Harper Collins Inside

Harper Collins Outside

After Harper Collins we headed straight to the World Financial Center, where the reception for the art exhibit was being held. The Scholastic Art and Writing Awards exhibit tours the country for two years after the June ceremony. The Financial Center is also right next to the World Trade Center site, so we got a chance to look around at the memorial.

The exhibit itself was amazing. Some of the pieces blew my mind, and I wish I was half as talented an artist as these kids. There was also food :). My family and I stuck around for a while, chatting with the other award winners, before heading out to get dinner. On Ms. Thompson's suggestion we went for New York pizza. The food was amazing, and I pretty much stuffed myself, but the highlight was probably seeing Justin Long buying a pizza at the same place we were eating (the guy from the Mac commercials, He's Just Not That Into You, Jeepers Creepers, Dodgeball, etc). Here is a picture of Justin Long:

Pretty cool, right? After pizza we returned to the bed and breakfast, where I immediately crashed and slept the night away.

Friday, June 11th:
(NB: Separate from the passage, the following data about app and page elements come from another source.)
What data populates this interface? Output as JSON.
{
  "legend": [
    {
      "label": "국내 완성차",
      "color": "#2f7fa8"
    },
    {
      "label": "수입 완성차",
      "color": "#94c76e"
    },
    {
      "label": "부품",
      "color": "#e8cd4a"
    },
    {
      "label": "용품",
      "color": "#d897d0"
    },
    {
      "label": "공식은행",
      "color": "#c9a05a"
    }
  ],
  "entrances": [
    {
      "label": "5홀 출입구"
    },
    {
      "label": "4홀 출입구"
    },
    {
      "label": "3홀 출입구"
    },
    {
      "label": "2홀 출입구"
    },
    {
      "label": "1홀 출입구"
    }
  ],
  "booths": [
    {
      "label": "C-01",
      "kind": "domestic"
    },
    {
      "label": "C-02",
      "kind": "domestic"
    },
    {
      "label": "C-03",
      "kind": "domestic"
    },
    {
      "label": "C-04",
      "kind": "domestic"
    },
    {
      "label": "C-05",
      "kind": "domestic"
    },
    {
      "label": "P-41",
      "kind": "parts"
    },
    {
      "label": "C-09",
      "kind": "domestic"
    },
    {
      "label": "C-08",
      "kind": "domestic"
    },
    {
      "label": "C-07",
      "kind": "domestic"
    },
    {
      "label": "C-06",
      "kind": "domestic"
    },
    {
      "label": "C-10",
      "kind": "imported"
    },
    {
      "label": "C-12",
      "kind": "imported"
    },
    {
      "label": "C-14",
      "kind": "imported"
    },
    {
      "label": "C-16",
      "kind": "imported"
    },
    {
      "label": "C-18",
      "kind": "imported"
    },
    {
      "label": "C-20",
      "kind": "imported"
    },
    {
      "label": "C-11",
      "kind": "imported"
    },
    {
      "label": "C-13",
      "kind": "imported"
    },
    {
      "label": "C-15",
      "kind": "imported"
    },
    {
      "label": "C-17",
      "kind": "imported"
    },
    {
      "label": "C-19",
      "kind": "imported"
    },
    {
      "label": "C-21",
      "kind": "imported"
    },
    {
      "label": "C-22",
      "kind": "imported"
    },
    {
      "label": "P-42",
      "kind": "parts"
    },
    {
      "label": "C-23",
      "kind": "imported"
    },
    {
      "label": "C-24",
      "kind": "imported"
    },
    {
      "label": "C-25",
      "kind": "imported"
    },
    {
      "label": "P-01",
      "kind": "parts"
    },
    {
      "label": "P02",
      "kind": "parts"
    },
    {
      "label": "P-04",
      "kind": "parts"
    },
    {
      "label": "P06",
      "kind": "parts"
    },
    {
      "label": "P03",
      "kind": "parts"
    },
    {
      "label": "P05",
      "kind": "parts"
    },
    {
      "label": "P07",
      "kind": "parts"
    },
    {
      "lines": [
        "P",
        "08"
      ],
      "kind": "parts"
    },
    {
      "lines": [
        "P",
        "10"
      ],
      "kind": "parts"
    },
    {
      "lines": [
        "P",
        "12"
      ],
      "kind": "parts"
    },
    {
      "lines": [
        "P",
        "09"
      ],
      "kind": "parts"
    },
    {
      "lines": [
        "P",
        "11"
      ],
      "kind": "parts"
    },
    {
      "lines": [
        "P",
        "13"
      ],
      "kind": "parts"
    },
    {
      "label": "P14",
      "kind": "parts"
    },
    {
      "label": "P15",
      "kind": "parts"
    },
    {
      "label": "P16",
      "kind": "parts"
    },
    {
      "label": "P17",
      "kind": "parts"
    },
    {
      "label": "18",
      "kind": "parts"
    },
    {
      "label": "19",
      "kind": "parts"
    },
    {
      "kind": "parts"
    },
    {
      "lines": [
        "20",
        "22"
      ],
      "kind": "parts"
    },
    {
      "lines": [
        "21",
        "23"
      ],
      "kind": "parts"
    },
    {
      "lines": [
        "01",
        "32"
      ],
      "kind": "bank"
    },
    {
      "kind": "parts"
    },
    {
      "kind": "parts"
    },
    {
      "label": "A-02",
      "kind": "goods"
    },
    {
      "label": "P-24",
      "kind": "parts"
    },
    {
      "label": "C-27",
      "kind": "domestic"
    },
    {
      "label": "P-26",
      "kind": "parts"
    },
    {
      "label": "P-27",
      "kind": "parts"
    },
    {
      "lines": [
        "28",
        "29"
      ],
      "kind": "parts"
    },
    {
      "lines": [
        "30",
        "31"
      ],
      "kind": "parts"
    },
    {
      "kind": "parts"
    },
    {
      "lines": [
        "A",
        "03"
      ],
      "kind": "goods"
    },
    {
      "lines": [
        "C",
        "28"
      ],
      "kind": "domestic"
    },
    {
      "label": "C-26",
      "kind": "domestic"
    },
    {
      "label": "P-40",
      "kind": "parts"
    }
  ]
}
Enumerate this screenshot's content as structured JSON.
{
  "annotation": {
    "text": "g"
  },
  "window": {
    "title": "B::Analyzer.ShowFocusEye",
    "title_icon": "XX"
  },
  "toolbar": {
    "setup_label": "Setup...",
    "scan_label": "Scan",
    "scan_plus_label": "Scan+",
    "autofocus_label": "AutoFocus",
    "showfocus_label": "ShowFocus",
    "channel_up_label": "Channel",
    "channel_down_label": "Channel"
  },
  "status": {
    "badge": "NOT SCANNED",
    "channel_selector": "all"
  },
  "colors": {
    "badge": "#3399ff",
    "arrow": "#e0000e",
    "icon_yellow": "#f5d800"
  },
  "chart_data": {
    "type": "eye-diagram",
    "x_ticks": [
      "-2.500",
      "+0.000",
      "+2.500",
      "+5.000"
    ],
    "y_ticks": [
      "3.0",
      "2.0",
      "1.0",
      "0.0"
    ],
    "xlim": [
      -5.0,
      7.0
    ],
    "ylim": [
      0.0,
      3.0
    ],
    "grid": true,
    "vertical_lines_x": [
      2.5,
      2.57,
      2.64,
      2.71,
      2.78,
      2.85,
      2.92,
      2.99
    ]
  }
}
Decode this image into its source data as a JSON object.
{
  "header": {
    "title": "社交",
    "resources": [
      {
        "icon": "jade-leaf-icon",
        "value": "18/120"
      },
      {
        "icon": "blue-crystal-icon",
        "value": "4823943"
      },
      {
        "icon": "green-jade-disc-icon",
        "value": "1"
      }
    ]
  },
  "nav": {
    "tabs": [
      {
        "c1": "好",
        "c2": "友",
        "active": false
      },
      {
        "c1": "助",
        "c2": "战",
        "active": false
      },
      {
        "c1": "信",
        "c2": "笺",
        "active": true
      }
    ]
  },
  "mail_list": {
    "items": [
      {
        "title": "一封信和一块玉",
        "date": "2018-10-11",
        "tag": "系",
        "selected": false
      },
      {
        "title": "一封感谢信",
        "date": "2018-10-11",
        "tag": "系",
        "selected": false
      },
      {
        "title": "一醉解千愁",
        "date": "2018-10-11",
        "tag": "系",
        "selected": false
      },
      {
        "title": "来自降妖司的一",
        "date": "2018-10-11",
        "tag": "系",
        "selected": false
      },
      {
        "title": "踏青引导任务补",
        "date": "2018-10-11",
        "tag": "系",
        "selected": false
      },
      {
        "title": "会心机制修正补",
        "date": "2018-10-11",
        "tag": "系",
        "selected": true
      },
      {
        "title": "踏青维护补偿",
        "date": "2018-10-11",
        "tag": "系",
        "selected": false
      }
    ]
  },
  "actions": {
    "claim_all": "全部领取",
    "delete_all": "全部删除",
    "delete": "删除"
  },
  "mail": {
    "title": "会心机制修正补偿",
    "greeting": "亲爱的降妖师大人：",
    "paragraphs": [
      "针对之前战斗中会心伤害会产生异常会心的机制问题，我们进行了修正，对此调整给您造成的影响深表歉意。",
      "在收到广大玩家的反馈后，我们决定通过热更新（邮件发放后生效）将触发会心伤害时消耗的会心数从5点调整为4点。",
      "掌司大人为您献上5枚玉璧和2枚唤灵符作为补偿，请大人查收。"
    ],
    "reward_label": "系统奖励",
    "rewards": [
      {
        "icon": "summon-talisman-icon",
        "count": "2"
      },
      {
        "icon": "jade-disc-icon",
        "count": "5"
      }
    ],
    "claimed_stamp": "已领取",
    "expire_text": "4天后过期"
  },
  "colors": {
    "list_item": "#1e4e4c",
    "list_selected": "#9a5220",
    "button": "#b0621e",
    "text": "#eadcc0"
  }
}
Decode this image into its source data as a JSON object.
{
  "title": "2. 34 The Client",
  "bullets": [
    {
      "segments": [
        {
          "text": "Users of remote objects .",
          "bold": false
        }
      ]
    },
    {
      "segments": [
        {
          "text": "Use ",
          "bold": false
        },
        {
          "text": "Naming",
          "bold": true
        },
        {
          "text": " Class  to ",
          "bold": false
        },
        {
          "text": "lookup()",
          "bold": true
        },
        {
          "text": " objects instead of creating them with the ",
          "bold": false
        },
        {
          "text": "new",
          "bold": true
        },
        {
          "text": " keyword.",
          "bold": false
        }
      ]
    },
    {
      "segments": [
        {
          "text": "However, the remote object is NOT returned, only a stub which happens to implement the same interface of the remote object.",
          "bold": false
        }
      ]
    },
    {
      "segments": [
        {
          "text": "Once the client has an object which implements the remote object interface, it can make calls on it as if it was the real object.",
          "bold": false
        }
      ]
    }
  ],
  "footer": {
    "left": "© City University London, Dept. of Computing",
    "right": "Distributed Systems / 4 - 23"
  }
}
With awards activities complete, my family and I spent the day wandering New York City. I bought clothes. And some more clothes. And...more clothes. I pretty much blew my college fund on clothes. I have a certain lack of self-restraint when it comes to shopping, and the absence of my best friend Coco to rein me in had a serious effect on my spending spree. Other than that the day consisted of walking. We checked out China Town, ate lots of high-calorie food, and returned to the bed and breakfast at four o'clock to prepare for the airport.

The Scholastic Awards are amazing. The organization has spent years and years honoring the nation's best artists and writers, rewarding creativity, and encouraging an appreciation of the arts. I am honored to be among the winners. I met a ton of awesome people who are both talented and humble, including Lisa, Emily, Mckenzie, Darcy, and many others. You guys rock! These awards have forever altered my future, and I am eternally grateful to the editors at Scholastic who have given me this opportunity to start my career.

There's my recap. Hope you enjoyed it :).


P.S. Despite being severely technologically challenged, I've learned how to upload photos to my blog!!! Aren't you proud of me?

P.P.S. I'm pretty sure I used the words "amazing" and "awesome" about ten times each in this post. I apologize for the redundancy.